## Work instruction
Your task is to print all of the data below exactly, with no pictures included.

## Data records
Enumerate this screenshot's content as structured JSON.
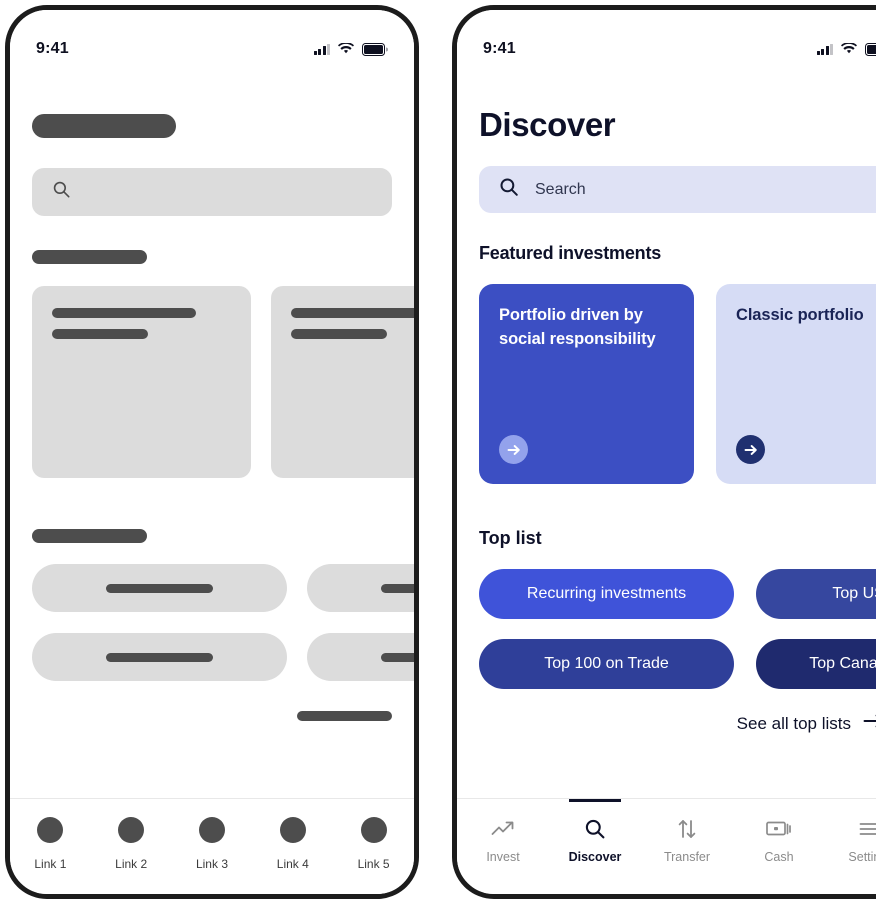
{
  "colors": {
    "brand_blue": "#3c4fc3",
    "pill_bright": "#3f53d9",
    "pill_mid": "#2f3f99",
    "pill_dark": "#1f2a6e",
    "card_lavender": "#d6dcf5",
    "search_lavender": "#dfe2f5",
    "navy_text": "#1a2456",
    "skeleton_bar": "#4d4d4d",
    "skeleton_box": "#dcdcdc",
    "ink": "#0e1129"
  },
  "skeleton_phone": {
    "status": {
      "time": "9:41",
      "cellular_icon": "signal-bars-icon",
      "wifi_icon": "wifi-icon",
      "battery_icon": "battery-icon"
    },
    "search_icon": "search-icon",
    "tabs": [
      {
        "label": "Link 1",
        "icon": "dot-icon"
      },
      {
        "label": "Link 2",
        "icon": "dot-icon"
      },
      {
        "label": "Link 3",
        "icon": "dot-icon"
      },
      {
        "label": "Link 4",
        "icon": "dot-icon"
      },
      {
        "label": "Link 5",
        "icon": "dot-icon"
      }
    ]
  },
  "discover_phone": {
    "status": {
      "time": "9:41",
      "cellular_icon": "signal-bars-icon",
      "wifi_icon": "wifi-icon",
      "battery_icon": "battery-icon"
    },
    "title": "Discover",
    "search": {
      "placeholder": "Search",
      "value": "",
      "icon": "search-icon"
    },
    "featured": {
      "heading": "Featured investments",
      "cards": [
        {
          "title": "Portfolio driven by social responsibility",
          "bg": "#3c4fc3",
          "text_color": "#ffffff",
          "arrow_bg": "#93a2ec",
          "arrow_color": "#ffffff",
          "arrow_icon": "arrow-right-circle-icon"
        },
        {
          "title": "Classic portfolio",
          "bg": "#d6dcf5",
          "text_color": "#1a2456",
          "arrow_bg": "#203070",
          "arrow_color": "#ffffff",
          "arrow_icon": "arrow-right-circle-icon"
        }
      ]
    },
    "top_list": {
      "heading": "Top list",
      "pills": [
        {
          "label": "Recurring investments",
          "bg": "#3f53d9"
        },
        {
          "label": "Top US stocks",
          "bg": "#36479f"
        },
        {
          "label": "Top 100 on Trade",
          "bg": "#2f3f99"
        },
        {
          "label": "Top Canadian stocks",
          "bg": "#1f2a6e"
        }
      ],
      "see_all": {
        "label": "See all top lists",
        "icon": "arrow-right-icon"
      }
    },
    "tabs": [
      {
        "label": "Invest",
        "icon": "trend-up-icon",
        "active": false
      },
      {
        "label": "Discover",
        "icon": "search-icon",
        "active": true
      },
      {
        "label": "Transfer",
        "icon": "transfer-arrows-icon",
        "active": false
      },
      {
        "label": "Cash",
        "icon": "banknote-icon",
        "active": false
      },
      {
        "label": "Settings",
        "icon": "hamburger-menu-icon",
        "active": false
      }
    ]
  }
}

## Output for this task
Enumerate this screenshot's content as structured JSON.
{
  "colors": {
    "brand_blue": "#3c4fc3",
    "pill_bright": "#3f53d9",
    "pill_mid": "#2f3f99",
    "pill_dark": "#1f2a6e",
    "card_lavender": "#d6dcf5",
    "search_lavender": "#dfe2f5",
    "navy_text": "#1a2456",
    "skeleton_bar": "#4d4d4d",
    "skeleton_box": "#dcdcdc",
    "ink": "#0e1129"
  },
  "skeleton_phone": {
    "status": {
      "time": "9:41",
      "cellular_icon": "signal-bars-icon",
      "wifi_icon": "wifi-icon",
      "battery_icon": "battery-icon"
    },
    "search_icon": "search-icon",
    "tabs": [
      {
        "label": "Link 1",
        "icon": "dot-icon"
      },
      {
        "label": "Link 2",
        "icon": "dot-icon"
      },
      {
        "label": "Link 3",
        "icon": "dot-icon"
      },
      {
        "label": "Link 4",
        "icon": "dot-icon"
      },
      {
        "label": "Link 5",
        "icon": "dot-icon"
      }
    ]
  },
  "discover_phone": {
    "status": {
      "time": "9:41",
      "cellular_icon": "signal-bars-icon",
      "wifi_icon": "wifi-icon",
      "battery_icon": "battery-icon"
    },
    "title": "Discover",
    "search": {
      "placeholder": "Search",
      "value": "",
      "icon": "search-icon"
    },
    "featured": {
      "heading": "Featured investments",
      "cards": [
        {
          "title": "Portfolio driven by social responsibility",
          "bg": "#3c4fc3",
          "text_color": "#ffffff",
          "arrow_bg": "#93a2ec",
          "arrow_color": "#ffffff",
          "arrow_icon": "arrow-right-circle-icon"
        },
        {
          "title": "Classic portfolio",
          "bg": "#d6dcf5",
          "text_color": "#1a2456",
          "arrow_bg": "#203070",
          "arrow_color": "#ffffff",
          "arrow_icon": "arrow-right-circle-icon"
        }
      ]
    },
    "top_list": {
      "heading": "Top list",
      "pills": [
        {
          "label": "Recurring investments",
          "bg": "#3f53d9"
        },
        {
          "label": "Top US stocks",
          "bg": "#36479f"
        },
        {
          "label": "Top 100 on Trade",
          "bg": "#2f3f99"
        },
        {
          "label": "Top Canadian stocks",
          "bg": "#1f2a6e"
        }
      ],
      "see_all": {
        "label": "See all top lists",
        "icon": "arrow-right-icon"
      }
    },
    "tabs": [
      {
        "label": "Invest",
        "icon": "trend-up-icon",
        "active": false
      },
      {
        "label": "Discover",
        "icon": "search-icon",
        "active": true
      },
      {
        "label": "Transfer",
        "icon": "transfer-arrows-icon",
        "active": false
      },
      {
        "label": "Cash",
        "icon": "banknote-icon",
        "active": false
      },
      {
        "label": "Settings",
        "icon": "hamburger-menu-icon",
        "active": false
      }
    ]
  }
}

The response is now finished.